Most of us are lucky. We do not need shelter. We got that covered. Still, that doesn’t stop us from wanting some extra, such as a tiny shelter from Full Moon Tiny Shelters, who create beautiful, minimalist wee buildings under 200 square feet. These tiny home builders are based in Nova Scotia and launched in 2013 and tiny house movement aficionados have been paying attention from the start.

Dawn Higgins, partner at Full Moon Tiny Shelters, told the Canadian Chronicle Herald: “I feel many people are interested in downsizing and living simpler, less complicated lives. […] People are also increasingly interested in economic freedom and increased adaptability.”

Whether “raw or refined, elegant or ecstatic, playful or profound,” their small structures can be used as habitations, artist spaces, home office, writing retreat, vacation spot or boat house. Their ideals are simplicity, beauty, less is more and utmost craftsmanship. Because they build small, they can build better with only top materials. That’s why the cost per square foot of a tiny house is actually higher than that of a normal size house. It comes to around $250 to $300 per square foot. All are custom built, usually on a trailer, according to each client’s specifications. Options are having a living roof area, solar panels, a composting toilet, wood stove, small loft, grey water storage tank…

They’re not really intended as permanent homes but they are fully winterized for four-season-living, able to withstand hot summers and cold winters. Aside from being well insulated (floor, ceiling, walls), other important factors are maximizing the small space for utmost multi-use functionality, having good plumbing, kitchen and bathroom and, of course, cozy yet minimalist aesthetics that make the inhabitant feel happy and comfortable, not cramped and lacking. Beauty is huge for Full Moon Tiny Shelters, from the choice of wood to the paint color.

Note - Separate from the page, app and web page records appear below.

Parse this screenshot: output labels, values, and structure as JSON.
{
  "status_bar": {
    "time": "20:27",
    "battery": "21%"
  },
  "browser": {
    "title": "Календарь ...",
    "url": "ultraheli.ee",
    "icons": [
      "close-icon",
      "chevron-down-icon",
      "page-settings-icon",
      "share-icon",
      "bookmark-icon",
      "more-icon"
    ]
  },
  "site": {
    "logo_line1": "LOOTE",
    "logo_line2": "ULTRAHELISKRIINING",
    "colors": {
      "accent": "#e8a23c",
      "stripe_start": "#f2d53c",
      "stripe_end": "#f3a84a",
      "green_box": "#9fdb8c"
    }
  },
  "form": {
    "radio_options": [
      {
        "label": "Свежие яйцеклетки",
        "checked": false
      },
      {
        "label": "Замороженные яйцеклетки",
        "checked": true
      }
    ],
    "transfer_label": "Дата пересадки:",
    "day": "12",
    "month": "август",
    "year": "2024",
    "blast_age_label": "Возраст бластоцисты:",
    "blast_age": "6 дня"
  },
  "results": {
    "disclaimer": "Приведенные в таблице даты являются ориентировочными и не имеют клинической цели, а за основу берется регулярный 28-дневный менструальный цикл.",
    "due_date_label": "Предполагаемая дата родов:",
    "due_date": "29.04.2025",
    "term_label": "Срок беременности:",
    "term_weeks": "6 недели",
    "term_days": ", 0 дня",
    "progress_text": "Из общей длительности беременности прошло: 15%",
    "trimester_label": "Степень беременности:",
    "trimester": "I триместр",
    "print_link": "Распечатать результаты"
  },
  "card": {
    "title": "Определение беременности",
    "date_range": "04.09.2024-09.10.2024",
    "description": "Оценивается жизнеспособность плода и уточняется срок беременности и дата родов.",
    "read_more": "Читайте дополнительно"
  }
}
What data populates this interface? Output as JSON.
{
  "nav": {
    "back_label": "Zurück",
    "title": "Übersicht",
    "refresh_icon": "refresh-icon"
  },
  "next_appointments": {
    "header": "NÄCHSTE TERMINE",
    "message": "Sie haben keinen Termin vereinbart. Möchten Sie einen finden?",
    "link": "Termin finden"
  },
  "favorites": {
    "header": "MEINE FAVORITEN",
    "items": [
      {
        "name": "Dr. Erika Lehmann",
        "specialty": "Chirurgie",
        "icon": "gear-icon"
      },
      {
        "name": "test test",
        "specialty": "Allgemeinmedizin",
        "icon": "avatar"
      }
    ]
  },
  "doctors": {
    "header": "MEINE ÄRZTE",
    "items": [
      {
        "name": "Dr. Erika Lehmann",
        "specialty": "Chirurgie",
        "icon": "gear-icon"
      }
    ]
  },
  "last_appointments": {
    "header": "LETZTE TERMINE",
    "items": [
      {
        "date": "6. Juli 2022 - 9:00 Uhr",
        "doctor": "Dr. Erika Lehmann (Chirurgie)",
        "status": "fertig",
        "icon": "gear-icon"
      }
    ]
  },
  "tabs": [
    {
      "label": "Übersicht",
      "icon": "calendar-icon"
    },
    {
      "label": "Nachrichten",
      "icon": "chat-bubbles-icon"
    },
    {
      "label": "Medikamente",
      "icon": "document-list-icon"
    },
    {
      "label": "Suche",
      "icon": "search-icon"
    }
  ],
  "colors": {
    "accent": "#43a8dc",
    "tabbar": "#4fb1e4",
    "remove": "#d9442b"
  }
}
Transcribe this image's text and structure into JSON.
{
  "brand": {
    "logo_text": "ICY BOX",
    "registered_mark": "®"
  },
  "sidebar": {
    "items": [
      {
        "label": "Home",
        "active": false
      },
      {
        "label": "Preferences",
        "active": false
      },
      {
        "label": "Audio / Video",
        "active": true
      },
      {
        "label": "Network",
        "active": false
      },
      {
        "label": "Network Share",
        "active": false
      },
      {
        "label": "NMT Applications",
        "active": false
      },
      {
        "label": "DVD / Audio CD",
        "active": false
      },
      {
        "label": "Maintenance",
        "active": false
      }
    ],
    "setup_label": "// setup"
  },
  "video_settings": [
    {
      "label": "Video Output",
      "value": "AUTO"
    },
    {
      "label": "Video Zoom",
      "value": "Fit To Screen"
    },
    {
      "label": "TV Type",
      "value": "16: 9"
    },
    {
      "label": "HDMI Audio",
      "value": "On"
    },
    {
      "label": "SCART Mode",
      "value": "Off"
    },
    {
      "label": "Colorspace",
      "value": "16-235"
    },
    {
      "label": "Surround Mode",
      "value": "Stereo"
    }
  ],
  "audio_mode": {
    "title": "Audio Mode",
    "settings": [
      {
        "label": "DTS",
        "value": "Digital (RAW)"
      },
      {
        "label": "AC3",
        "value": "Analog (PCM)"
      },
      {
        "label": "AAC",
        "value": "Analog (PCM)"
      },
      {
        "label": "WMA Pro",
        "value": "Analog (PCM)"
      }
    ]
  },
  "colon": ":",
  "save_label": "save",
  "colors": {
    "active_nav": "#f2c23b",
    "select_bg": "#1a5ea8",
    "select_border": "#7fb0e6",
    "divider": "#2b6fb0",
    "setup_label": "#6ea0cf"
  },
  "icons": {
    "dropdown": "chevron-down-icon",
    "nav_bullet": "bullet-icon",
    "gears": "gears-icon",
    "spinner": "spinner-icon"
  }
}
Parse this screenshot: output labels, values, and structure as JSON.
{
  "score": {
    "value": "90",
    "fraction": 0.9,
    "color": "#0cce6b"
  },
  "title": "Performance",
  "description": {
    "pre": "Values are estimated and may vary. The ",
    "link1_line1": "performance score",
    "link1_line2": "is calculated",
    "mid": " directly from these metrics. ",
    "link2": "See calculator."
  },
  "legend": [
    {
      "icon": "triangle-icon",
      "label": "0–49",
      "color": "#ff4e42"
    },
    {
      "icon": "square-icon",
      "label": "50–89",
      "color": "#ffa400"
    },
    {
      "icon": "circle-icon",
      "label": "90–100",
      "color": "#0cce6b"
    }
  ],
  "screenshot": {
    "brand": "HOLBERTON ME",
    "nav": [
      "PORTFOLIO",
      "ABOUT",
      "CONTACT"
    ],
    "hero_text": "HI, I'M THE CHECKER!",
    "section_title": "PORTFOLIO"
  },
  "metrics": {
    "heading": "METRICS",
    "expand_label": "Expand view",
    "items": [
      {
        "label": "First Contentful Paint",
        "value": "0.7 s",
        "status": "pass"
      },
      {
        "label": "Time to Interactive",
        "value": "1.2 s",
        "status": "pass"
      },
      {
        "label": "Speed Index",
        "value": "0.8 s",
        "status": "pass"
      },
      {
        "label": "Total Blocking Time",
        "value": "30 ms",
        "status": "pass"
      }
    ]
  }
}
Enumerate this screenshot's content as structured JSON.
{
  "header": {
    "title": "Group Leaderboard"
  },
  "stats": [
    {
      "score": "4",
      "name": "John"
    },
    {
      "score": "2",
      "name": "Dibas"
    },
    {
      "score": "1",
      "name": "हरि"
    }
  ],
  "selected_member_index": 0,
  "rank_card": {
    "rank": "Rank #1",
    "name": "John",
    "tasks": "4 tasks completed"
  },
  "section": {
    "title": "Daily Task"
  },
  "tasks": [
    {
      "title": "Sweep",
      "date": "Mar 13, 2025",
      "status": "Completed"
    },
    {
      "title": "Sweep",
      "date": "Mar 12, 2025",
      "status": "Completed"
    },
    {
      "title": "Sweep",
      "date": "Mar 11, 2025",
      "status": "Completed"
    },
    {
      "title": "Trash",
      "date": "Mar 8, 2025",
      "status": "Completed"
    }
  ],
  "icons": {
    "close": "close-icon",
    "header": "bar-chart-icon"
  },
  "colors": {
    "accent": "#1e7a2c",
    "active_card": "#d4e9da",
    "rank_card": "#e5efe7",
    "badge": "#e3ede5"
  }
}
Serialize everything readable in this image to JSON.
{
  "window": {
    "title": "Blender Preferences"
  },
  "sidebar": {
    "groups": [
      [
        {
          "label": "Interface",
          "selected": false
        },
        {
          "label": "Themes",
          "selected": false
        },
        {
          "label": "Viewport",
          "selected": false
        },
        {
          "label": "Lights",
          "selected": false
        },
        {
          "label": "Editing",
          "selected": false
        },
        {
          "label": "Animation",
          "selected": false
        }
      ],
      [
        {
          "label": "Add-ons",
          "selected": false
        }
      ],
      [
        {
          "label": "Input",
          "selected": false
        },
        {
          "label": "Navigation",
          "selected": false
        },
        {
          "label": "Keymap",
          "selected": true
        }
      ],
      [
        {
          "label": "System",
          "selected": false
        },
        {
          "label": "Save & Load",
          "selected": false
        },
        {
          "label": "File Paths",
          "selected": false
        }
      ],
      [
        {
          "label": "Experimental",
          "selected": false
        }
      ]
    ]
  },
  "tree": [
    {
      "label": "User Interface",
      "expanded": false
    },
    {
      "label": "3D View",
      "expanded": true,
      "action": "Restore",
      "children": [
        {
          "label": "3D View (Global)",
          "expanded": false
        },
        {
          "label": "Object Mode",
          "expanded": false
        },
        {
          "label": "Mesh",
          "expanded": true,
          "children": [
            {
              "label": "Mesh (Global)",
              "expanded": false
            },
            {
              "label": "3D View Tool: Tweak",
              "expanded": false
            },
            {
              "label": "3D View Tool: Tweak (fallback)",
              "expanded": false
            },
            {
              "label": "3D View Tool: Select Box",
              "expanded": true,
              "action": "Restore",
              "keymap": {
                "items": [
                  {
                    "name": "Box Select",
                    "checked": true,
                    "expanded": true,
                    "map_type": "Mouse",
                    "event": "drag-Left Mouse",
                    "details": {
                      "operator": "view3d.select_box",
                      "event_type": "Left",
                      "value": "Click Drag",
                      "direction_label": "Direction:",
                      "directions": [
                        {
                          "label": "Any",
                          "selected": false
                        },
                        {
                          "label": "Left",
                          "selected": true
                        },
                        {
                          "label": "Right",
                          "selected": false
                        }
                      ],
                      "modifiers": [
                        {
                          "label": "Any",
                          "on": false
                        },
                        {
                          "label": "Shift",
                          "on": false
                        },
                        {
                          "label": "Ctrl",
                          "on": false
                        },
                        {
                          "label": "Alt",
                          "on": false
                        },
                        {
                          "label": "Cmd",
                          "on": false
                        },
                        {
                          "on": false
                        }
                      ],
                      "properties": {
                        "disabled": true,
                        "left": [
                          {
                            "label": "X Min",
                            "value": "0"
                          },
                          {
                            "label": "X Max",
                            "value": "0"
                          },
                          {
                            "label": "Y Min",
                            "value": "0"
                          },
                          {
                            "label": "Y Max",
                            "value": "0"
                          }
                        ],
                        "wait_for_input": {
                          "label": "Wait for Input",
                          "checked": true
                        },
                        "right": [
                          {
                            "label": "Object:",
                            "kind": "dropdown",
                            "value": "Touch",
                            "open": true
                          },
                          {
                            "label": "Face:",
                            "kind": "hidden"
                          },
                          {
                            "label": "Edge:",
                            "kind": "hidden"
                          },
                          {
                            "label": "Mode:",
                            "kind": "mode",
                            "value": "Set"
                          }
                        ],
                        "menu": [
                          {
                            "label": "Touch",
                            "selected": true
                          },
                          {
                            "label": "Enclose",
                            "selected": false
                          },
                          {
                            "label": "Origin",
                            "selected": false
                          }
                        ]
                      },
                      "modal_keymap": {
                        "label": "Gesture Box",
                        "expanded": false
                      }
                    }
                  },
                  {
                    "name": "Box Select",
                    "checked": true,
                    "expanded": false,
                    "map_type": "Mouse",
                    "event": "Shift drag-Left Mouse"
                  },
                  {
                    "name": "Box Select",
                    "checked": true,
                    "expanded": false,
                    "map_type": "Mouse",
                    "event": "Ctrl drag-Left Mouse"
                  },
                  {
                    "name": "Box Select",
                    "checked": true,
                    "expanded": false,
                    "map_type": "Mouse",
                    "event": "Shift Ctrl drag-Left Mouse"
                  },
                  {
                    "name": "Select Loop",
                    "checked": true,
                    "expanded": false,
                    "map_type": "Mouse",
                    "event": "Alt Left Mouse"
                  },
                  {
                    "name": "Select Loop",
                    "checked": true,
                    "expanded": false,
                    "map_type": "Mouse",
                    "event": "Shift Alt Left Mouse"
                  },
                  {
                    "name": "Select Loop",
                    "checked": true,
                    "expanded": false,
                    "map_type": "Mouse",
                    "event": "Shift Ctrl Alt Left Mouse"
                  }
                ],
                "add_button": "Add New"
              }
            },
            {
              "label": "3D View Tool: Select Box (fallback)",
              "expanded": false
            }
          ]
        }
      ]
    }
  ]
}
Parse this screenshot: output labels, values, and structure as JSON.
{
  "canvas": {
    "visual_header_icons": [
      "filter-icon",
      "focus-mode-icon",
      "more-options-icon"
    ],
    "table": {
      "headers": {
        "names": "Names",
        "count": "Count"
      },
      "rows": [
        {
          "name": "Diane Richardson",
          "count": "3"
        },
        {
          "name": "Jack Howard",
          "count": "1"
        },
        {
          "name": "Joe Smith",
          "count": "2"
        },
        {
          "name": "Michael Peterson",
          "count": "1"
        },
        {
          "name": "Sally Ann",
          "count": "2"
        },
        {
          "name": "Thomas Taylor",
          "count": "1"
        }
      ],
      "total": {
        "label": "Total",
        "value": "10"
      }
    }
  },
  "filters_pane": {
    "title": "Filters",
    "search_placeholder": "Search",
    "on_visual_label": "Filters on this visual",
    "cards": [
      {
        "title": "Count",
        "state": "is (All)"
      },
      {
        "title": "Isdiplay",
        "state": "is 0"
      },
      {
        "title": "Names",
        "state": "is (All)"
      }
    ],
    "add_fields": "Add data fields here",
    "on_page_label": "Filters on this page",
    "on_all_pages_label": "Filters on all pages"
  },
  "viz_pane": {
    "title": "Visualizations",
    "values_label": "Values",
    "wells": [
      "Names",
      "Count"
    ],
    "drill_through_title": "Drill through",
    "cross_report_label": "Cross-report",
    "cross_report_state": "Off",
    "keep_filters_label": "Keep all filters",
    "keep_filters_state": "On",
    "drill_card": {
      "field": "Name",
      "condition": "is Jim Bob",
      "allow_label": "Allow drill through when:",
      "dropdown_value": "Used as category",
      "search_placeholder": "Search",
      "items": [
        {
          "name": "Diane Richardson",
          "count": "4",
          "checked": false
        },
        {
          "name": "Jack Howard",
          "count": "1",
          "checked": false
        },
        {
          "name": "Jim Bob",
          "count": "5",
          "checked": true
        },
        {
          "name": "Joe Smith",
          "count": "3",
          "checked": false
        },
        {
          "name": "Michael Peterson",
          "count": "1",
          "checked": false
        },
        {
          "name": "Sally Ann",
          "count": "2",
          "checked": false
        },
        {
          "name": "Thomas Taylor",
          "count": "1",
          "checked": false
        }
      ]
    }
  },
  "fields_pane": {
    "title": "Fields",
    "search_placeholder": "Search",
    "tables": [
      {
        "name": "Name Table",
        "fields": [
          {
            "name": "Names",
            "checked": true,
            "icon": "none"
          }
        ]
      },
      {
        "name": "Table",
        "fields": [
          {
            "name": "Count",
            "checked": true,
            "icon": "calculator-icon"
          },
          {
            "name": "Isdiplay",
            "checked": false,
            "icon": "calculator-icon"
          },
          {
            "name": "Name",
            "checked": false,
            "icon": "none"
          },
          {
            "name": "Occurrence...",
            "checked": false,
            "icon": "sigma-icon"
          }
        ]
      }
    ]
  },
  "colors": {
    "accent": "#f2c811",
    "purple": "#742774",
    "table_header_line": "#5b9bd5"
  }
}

They currently do no have any models for sale but will soon feature one up for grabs. Best to just contact them. Since they’re in Canada, you’ll have to figure out the logistics of delivery. But the tiny shelters can be pulled on trailers and are freeway approved.